• [Information]

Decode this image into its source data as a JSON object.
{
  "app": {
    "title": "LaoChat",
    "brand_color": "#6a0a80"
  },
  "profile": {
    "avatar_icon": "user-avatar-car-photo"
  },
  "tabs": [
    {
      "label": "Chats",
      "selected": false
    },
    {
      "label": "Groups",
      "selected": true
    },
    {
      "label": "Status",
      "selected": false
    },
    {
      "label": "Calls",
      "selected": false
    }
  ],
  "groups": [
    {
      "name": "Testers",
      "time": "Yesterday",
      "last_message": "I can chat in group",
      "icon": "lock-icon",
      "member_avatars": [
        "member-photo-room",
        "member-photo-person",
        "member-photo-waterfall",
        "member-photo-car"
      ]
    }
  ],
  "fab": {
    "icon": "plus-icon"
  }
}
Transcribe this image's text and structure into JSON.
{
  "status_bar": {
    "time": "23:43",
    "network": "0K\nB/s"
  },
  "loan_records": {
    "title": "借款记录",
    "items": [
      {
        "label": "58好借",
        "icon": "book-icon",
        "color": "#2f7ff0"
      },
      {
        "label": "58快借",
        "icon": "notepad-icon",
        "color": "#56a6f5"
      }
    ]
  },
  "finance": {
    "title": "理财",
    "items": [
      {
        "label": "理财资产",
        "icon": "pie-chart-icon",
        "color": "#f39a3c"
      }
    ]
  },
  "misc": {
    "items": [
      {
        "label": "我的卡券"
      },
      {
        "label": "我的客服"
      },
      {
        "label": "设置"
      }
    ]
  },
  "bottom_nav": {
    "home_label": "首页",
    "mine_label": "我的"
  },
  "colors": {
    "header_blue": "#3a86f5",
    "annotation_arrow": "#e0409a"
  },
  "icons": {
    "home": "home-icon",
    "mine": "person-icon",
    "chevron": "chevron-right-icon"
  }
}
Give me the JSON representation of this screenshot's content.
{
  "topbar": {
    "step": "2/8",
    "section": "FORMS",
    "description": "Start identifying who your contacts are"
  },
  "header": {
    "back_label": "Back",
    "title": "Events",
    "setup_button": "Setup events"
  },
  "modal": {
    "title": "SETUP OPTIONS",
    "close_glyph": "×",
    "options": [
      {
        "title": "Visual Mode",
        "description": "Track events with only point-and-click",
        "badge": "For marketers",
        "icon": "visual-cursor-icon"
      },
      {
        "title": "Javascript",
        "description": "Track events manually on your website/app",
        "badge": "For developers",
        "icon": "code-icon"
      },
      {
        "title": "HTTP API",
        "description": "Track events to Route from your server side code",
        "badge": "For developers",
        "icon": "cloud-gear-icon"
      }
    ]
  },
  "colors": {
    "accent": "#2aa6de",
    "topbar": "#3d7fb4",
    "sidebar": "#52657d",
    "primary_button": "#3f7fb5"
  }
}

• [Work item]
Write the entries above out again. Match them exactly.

• [Solution to this exercise]
Decode this image into its source data as a JSON object.
{
  "app": {
    "title": "LaoChat",
    "brand_color": "#6a0a80"
  },
  "profile": {
    "avatar_icon": "user-avatar-car-photo"
  },
  "tabs": [
    {
      "label": "Chats",
      "selected": false
    },
    {
      "label": "Groups",
      "selected": true
    },
    {
      "label": "Status",
      "selected": false
    },
    {
      "label": "Calls",
      "selected": false
    }
  ],
  "groups": [
    {
      "name": "Testers",
      "time": "Yesterday",
      "last_message": "I can chat in group",
      "icon": "lock-icon",
      "member_avatars": [
        "member-photo-room",
        "member-photo-person",
        "member-photo-waterfall",
        "member-photo-car"
      ]
    }
  ],
  "fab": {
    "icon": "plus-icon"
  }
}
Transcribe this image's text and structure into JSON.
{
  "status_bar": {
    "time": "23:43",
    "network": "0K\nB/s"
  },
  "loan_records": {
    "title": "借款记录",
    "items": [
      {
        "label": "58好借",
        "icon": "book-icon",
        "color": "#2f7ff0"
      },
      {
        "label": "58快借",
        "icon": "notepad-icon",
        "color": "#56a6f5"
      }
    ]
  },
  "finance": {
    "title": "理财",
    "items": [
      {
        "label": "理财资产",
        "icon": "pie-chart-icon",
        "color": "#f39a3c"
      }
    ]
  },
  "misc": {
    "items": [
      {
        "label": "我的卡券"
      },
      {
        "label": "我的客服"
      },
      {
        "label": "设置"
      }
    ]
  },
  "bottom_nav": {
    "home_label": "首页",
    "mine_label": "我的"
  },
  "colors": {
    "header_blue": "#3a86f5",
    "annotation_arrow": "#e0409a"
  },
  "icons": {
    "home": "home-icon",
    "mine": "person-icon",
    "chevron": "chevron-right-icon"
  }
}
Give me the JSON representation of this screenshot's content.
{
  "topbar": {
    "step": "2/8",
    "section": "FORMS",
    "description": "Start identifying who your contacts are"
  },
  "header": {
    "back_label": "Back",
    "title": "Events",
    "setup_button": "Setup events"
  },
  "modal": {
    "title": "SETUP OPTIONS",
    "close_glyph": "×",
    "options": [
      {
        "title": "Visual Mode",
        "description": "Track events with only point-and-click",
        "badge": "For marketers",
        "icon": "visual-cursor-icon"
      },
      {
        "title": "Javascript",
        "description": "Track events manually on your website/app",
        "badge": "For developers",
        "icon": "code-icon"
      },
      {
        "title": "HTTP API",
        "description": "Track events to Route from your server side code",
        "badge": "For developers",
        "icon": "cloud-gear-icon"
      }
    ]
  },
  "colors": {
    "accent": "#2aa6de",
    "topbar": "#3d7fb4",
    "sidebar": "#52657d",
    "primary_button": "#3f7fb5"
  }
}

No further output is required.